THE RECORDS:
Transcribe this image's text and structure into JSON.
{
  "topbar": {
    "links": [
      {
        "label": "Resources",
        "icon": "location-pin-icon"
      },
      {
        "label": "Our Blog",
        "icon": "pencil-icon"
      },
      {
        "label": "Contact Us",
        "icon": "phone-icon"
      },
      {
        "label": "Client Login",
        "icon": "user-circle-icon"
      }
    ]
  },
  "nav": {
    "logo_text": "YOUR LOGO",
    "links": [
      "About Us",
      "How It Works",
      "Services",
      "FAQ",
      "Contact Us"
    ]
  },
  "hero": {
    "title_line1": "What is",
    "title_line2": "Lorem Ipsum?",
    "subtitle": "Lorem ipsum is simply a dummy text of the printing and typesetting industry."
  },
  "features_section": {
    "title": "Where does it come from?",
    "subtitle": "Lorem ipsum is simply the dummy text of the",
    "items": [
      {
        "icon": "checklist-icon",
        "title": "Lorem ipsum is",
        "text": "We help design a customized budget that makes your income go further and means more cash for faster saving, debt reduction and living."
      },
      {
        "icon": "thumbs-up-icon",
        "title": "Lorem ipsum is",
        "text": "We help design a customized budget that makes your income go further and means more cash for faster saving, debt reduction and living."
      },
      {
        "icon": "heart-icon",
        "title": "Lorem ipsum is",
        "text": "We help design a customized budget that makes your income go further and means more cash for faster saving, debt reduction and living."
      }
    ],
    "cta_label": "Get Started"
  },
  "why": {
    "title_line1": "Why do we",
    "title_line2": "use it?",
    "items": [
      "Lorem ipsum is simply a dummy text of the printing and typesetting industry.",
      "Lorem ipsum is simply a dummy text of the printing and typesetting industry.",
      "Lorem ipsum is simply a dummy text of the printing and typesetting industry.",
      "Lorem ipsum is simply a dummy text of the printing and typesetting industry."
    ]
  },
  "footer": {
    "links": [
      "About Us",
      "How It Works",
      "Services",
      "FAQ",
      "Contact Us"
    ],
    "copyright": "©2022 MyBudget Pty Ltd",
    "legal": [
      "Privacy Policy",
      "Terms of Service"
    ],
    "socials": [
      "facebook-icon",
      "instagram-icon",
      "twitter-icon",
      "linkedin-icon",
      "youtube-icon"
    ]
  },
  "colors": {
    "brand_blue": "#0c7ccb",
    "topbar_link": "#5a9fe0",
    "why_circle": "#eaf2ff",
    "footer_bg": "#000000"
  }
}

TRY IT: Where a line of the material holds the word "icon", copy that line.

YOUR RESPONSE:
        "icon": "location-pin-icon"
        "icon": "pencil-icon"
        "icon": "phone-icon"
        "icon": "user-circle-icon"
        "icon": "checklist-icon",
        "icon": "thumbs-up-icon",
        "icon": "heart-icon",
      "facebook-icon",
      "instagram-icon",
      "twitter-icon",
      "linkedin-icon",
      "youtube-icon"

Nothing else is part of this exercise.